Methods: On April 25, 2018, we searched EMBASE, MEDLINE, CENTRAL, PubMed, Web of Science, and PsycINFO with the keywords "VR," "children," and "adolescents." Studies that applied VR in a somatic setting with participants ≤21 years of age were included. VR was defined as a fully immersive 3-dimensional environment displayed in surround stereoscopic vision on a head-mounted display (HMD). We evaluated pain and anxiety outcomes during medical procedures in VR and standard care conditions.
Results: We identified 2889 citations, of which 17 met our inclusion criteria. VR was applied as distraction (n = 16) during venous access, dental, burn, or oncological care or as exposure (n = 1) before elective surgery under general anesthesia. The effect of VR was mostly studied in patients receiving burn care (n = 6). The overall weighted standardized mean difference (SMD) for VR was 1.30 (95% CI, 0.68-1.91) on patient-reported pain (based on 14 studies) and 1.32 (95% CI, 0.21-2.44) on patient-reported anxiety (based on 7 studies). The effect of VR on pediatric pain was also significant when observed by caregivers (SMD = 2.08; 95% CI, 0.55-3.61) or professionals (SMD = 3.02; 95% CI, 0.79-2.25). For anxiety, limited observer data were available.

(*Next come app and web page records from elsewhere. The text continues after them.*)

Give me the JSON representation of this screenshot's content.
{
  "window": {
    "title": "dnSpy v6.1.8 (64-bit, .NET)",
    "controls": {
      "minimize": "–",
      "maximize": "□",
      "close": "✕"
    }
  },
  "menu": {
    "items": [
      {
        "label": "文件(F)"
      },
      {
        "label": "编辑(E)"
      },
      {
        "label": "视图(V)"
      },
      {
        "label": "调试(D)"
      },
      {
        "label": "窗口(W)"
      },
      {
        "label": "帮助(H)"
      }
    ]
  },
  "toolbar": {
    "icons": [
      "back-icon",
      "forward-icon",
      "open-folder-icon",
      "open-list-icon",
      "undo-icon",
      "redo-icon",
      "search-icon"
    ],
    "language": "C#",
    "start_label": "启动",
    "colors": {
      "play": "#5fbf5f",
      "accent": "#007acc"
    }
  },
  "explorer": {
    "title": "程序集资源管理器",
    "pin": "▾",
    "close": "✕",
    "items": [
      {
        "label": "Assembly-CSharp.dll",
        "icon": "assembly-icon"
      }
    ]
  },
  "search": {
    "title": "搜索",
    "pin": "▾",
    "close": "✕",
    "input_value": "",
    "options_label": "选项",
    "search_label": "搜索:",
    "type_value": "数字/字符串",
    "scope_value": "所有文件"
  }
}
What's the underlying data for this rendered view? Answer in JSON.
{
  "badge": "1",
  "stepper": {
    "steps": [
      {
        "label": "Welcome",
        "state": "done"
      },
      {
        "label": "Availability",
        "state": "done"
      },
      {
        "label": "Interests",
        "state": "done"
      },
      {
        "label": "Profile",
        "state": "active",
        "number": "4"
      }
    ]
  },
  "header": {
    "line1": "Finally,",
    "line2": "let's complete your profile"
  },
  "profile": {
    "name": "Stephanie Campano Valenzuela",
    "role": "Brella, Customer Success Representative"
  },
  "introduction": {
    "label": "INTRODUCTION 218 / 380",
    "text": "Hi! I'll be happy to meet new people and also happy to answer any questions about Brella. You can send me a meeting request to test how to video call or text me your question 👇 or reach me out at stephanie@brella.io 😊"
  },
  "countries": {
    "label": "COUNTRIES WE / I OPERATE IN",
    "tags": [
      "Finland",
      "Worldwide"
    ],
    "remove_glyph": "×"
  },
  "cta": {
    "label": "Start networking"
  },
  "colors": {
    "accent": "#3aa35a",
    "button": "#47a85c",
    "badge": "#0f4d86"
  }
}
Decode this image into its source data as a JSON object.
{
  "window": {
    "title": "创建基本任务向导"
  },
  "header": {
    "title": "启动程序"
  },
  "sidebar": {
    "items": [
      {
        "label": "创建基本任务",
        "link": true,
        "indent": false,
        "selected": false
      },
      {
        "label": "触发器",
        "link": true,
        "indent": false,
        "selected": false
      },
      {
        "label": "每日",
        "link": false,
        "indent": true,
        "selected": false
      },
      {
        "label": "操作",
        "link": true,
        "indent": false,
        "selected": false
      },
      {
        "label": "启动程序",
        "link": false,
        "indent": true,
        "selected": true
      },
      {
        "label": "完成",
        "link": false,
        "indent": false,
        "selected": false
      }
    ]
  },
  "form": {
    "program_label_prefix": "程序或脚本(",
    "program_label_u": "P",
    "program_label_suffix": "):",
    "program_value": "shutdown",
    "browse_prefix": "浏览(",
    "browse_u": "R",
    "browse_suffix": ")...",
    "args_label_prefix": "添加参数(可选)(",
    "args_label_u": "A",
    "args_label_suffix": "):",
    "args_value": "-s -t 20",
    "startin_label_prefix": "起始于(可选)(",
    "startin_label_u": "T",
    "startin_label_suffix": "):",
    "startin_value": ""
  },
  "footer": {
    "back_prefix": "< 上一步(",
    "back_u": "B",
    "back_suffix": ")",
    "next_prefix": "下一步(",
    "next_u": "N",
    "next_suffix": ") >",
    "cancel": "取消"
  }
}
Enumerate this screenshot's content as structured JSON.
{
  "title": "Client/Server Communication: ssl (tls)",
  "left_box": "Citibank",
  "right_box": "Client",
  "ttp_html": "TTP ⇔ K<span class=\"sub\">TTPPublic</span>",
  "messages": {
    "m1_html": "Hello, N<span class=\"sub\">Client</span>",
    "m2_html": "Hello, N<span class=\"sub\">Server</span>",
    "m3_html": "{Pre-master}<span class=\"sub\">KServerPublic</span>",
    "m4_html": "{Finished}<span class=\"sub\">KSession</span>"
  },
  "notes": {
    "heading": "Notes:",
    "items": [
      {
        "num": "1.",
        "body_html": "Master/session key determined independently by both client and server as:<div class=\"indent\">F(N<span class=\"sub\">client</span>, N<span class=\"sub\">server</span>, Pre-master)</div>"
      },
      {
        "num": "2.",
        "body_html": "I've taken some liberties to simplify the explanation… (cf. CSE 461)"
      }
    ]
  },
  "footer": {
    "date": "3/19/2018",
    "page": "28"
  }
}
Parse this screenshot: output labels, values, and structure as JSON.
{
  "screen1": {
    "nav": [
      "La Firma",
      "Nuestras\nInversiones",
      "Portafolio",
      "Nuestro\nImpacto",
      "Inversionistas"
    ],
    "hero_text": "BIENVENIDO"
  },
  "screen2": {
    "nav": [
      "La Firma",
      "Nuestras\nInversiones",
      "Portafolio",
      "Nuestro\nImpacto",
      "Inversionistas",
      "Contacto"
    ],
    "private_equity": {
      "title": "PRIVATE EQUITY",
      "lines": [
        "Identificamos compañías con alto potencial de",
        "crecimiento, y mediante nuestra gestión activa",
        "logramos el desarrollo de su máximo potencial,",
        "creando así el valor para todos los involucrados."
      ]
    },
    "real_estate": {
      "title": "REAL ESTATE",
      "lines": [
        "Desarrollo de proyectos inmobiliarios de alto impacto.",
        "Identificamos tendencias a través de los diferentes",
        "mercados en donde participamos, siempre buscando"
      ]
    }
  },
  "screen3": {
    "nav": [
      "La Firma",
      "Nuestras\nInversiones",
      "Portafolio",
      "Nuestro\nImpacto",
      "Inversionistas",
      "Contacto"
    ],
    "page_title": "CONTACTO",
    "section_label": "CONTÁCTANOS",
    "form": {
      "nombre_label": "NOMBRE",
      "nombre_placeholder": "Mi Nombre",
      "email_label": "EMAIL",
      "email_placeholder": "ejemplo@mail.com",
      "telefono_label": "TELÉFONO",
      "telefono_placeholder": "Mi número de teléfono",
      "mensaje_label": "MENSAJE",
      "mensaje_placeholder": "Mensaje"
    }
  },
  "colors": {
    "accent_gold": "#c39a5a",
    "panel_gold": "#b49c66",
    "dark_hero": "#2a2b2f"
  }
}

Conclusions: VR research in pediatrics has mainly focused on distraction. Large effect sizes indicate that VR is an effective distraction intervention to reduce pain and anxiety in pediatric patients undergoing a wide variety of medical procedures. However, further research on the effect of VR exposure as a preparation tool for medical procedures is needed because of the paucity of research into this field.